Is HSBC the World’s Most Honest Bank?

Is HSBC the World’s Most Honest Bank?

Victory or defeat? (Delphine Ménard / Flickr)

Does your money cross borders as easily as you do? That’s a question that HSBC, “the world’s local bank,” posed to would-be clients in a slogan that appeared on posters around the world a few years ago. The prompt accompanied a photograph of smiling Asian cyclists before the University of Cambridge. “When life takes you or your family across borders, your money should seamlessly follow,” reads the caption. “You’re at home abroad.
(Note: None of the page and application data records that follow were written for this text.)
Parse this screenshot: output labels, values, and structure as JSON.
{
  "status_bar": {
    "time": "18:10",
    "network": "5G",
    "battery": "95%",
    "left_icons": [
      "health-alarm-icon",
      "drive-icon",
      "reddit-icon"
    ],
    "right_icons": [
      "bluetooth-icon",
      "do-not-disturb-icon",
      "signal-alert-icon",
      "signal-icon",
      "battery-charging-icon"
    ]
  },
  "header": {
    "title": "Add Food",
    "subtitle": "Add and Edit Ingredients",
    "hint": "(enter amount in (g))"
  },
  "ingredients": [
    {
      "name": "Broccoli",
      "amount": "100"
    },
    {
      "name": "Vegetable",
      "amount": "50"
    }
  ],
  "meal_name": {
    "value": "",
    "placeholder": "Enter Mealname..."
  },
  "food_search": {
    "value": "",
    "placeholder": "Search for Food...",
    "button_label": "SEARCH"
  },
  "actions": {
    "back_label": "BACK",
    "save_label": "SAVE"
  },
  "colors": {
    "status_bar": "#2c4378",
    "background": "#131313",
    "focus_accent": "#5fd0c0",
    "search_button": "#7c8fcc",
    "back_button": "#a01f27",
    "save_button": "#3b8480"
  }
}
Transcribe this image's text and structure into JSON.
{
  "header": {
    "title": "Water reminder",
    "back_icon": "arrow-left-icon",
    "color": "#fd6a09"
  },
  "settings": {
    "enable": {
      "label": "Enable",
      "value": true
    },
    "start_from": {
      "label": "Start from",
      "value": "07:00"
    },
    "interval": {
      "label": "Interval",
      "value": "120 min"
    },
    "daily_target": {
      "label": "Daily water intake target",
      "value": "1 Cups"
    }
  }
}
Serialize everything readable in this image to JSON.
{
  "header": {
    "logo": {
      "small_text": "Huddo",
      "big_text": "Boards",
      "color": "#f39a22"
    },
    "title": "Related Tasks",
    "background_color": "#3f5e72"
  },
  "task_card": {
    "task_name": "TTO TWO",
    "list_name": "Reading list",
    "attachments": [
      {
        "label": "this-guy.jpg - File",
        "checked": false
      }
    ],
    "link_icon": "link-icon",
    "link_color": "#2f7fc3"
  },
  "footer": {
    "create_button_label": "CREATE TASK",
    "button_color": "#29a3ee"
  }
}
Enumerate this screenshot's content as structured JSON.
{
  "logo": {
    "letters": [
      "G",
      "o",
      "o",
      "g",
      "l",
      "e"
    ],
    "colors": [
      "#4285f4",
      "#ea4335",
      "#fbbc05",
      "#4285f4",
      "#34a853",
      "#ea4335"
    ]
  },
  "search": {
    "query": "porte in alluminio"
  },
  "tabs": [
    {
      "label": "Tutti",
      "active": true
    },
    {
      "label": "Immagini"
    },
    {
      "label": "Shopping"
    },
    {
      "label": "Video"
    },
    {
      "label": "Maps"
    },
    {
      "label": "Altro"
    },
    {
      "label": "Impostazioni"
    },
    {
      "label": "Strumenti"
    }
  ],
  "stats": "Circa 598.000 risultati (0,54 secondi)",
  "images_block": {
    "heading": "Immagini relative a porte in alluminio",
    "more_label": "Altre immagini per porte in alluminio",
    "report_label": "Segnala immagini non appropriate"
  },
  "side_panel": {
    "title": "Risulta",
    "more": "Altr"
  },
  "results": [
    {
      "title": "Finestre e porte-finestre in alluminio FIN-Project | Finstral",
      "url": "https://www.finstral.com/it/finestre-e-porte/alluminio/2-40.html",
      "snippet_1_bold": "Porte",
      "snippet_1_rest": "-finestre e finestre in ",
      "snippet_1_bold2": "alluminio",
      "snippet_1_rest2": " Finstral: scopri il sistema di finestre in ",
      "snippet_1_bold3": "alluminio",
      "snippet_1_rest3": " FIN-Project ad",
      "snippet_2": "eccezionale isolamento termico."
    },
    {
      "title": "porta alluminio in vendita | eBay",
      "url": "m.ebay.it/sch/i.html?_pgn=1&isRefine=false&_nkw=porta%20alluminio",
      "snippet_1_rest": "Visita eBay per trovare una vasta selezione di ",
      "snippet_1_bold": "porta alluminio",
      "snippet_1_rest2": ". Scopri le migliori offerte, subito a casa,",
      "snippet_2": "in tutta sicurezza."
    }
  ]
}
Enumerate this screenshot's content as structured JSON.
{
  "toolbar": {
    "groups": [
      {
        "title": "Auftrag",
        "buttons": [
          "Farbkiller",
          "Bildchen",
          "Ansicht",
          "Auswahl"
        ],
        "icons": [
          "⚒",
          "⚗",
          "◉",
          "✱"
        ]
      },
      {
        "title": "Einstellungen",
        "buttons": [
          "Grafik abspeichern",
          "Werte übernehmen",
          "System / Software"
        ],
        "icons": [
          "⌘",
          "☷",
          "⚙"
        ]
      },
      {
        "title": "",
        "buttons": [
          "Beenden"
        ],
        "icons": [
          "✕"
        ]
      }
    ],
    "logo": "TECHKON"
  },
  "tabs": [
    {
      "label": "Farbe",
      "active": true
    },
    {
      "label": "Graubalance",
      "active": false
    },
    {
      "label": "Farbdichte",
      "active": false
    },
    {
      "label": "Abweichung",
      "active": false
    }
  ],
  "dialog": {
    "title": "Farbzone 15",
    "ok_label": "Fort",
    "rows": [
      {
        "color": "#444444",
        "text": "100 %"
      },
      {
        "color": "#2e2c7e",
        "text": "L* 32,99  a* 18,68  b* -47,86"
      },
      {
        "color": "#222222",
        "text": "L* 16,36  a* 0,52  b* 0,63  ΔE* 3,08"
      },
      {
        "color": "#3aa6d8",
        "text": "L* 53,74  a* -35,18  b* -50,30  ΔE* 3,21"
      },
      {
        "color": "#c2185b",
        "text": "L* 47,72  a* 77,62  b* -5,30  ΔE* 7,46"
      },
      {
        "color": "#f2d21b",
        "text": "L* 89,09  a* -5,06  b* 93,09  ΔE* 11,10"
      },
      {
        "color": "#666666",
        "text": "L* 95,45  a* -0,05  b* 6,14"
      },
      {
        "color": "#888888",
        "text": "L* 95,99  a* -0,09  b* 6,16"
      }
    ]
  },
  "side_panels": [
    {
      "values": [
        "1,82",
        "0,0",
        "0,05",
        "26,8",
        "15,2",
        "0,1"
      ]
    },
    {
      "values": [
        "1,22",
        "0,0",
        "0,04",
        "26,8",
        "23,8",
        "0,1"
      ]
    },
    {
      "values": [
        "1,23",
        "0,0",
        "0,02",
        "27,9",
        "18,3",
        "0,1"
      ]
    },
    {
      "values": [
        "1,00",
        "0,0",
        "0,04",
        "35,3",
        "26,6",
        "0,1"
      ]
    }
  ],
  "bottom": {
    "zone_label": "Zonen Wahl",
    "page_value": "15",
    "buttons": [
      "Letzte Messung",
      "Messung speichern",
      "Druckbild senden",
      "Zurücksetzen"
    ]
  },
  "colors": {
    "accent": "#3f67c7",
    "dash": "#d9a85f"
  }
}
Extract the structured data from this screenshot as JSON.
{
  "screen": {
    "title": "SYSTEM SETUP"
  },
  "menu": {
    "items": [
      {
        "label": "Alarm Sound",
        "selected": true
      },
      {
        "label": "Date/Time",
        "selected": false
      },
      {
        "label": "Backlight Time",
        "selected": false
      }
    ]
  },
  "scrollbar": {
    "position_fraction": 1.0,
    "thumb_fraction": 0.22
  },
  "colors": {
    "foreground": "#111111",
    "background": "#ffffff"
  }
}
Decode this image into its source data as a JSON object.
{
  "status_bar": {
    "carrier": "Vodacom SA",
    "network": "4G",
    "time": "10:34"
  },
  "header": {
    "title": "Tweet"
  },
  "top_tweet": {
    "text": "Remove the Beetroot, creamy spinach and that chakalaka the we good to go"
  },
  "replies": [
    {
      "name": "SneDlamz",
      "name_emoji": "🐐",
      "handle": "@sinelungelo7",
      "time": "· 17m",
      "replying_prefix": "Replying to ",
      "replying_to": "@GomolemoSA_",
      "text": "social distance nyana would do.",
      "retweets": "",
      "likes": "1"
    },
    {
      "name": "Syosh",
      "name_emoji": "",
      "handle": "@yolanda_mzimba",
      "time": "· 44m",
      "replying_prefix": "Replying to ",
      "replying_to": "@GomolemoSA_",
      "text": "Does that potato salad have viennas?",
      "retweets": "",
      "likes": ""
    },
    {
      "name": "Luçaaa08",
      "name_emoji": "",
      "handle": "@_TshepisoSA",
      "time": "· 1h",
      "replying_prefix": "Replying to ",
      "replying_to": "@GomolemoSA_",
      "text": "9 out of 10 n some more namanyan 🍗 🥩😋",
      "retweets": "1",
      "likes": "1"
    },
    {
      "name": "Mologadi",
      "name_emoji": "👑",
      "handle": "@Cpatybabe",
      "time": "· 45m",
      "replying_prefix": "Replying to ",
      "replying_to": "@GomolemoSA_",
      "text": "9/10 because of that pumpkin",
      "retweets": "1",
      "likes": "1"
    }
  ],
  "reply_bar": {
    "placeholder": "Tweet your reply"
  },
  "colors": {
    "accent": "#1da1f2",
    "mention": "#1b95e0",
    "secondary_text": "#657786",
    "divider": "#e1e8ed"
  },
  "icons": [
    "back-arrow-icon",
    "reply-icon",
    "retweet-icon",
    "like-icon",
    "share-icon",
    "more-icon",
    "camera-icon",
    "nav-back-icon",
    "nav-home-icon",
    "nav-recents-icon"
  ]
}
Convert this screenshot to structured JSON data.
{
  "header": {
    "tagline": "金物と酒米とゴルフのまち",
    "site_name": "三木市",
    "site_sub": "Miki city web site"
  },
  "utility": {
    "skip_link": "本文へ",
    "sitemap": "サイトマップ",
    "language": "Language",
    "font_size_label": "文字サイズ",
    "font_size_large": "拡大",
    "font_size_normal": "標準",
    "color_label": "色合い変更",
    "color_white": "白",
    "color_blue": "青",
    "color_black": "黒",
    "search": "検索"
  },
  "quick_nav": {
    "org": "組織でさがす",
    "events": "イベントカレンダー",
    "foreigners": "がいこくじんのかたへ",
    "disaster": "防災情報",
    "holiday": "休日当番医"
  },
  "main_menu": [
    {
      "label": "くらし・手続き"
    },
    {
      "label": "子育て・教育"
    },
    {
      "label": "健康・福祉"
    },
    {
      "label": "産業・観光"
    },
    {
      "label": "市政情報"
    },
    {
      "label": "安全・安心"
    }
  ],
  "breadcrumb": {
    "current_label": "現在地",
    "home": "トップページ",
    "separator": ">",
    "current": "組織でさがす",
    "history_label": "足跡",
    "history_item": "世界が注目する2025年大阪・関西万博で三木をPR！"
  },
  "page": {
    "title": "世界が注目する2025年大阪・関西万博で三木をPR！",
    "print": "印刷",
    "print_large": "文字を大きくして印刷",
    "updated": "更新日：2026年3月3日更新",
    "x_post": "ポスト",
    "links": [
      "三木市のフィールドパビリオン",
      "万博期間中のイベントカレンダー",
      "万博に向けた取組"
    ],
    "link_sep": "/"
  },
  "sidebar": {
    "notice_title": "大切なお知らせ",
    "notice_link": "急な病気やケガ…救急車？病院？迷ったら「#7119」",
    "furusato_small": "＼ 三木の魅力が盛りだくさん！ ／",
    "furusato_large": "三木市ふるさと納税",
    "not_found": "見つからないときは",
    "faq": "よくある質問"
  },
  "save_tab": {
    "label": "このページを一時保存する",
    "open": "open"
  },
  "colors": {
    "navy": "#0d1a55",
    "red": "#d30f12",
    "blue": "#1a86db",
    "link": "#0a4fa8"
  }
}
Now the same can be said for your money.”

The irony enveloping this particular ad was delectable: the poster came out three or four years ago, just as several of HSBC’s branches were being scrutinized for helping people move their ill-gotten gains around a bit too easily. And recently, a series of recent leaks has further sealed the bank’s reputation as a hub of tax evasion, money laundering, and certain legal but morally dubious tax-avoidance practices.

These tendencies persist not because HSBC’s bankers are evil or wish to do wrong, but because evil is beyond everyone’s pay-grade, and the political will to regulate them lacks currency. (“Knowledge,” HSBC will have you know, “is the new currency.”) The company says it’s cleaning up its books, but HSBC’s branding remains astonishingly forthright. PR doesn’t seem to think corporate’s doing anything wrong; corporate wants PR to make it look good; so PR does what it knows and plasters its mercenary ideals about corporate cosmopolitanism in the world’s busiest transit hubs and business districts. The resulting campaigns tell us equal amounts about company and customer, call and response; one wonders if the not-so-subliminal messages and their loophole-exploiting subtext function as dog whistles for business-class passengers, who, in reading between the lines, finally feel ready “to live life without boundaries.”

HSBC’s “different values” ad series, familiar to world travelers from airports ranging from Kennedy to Kenyatta, epitomizes the amorality of the modern private sector. Identical images or pairs of images are accompanied by intuitive, counter-intuitive, and counter-counter-intuitive captions: an oriental rug, at once “décor,” “souvenir,” and “place of prayer”; a person with a bald head described alternately as “style,” “soldier,” and “survivor”; a baby labeled “love,” “legacy,” and (seriously) “expense.” The campaign deals in double-entendres and in oxymorons, in moral and cultural relativism (the mark of a truly global business: love thy client, regardless of his or her regional particularities).

The ad campaign lends itself all too well to culture jamming. Last year in Hong Kong, the concept was appropriated by pro-democracy activists, who mounted a mock “think twice” ad showing a woman in a gas mask with a yellow umbrella. “Patriot,” reads the first. “Traitor,” reads the second. The posters were promptly taken down.

If anything embodies the contradictions of late capitalism, it is the way that HSBC and companies like it choose to present themselves to the world. The question remains: do the seeds of their destruction linger between the lines of their ad copy? Or will they bloom into accepted and expensive platitudes, like reception-desk orchids?

In the future, prophesizes one of the bank’s more recent campaigns, “there will be no markets left waiting to emerge.”

What then?

Atossa Araxia Abrahamian is a member of the Dissent editorial board and an editor at Al Jazeera America and the New Inquiry.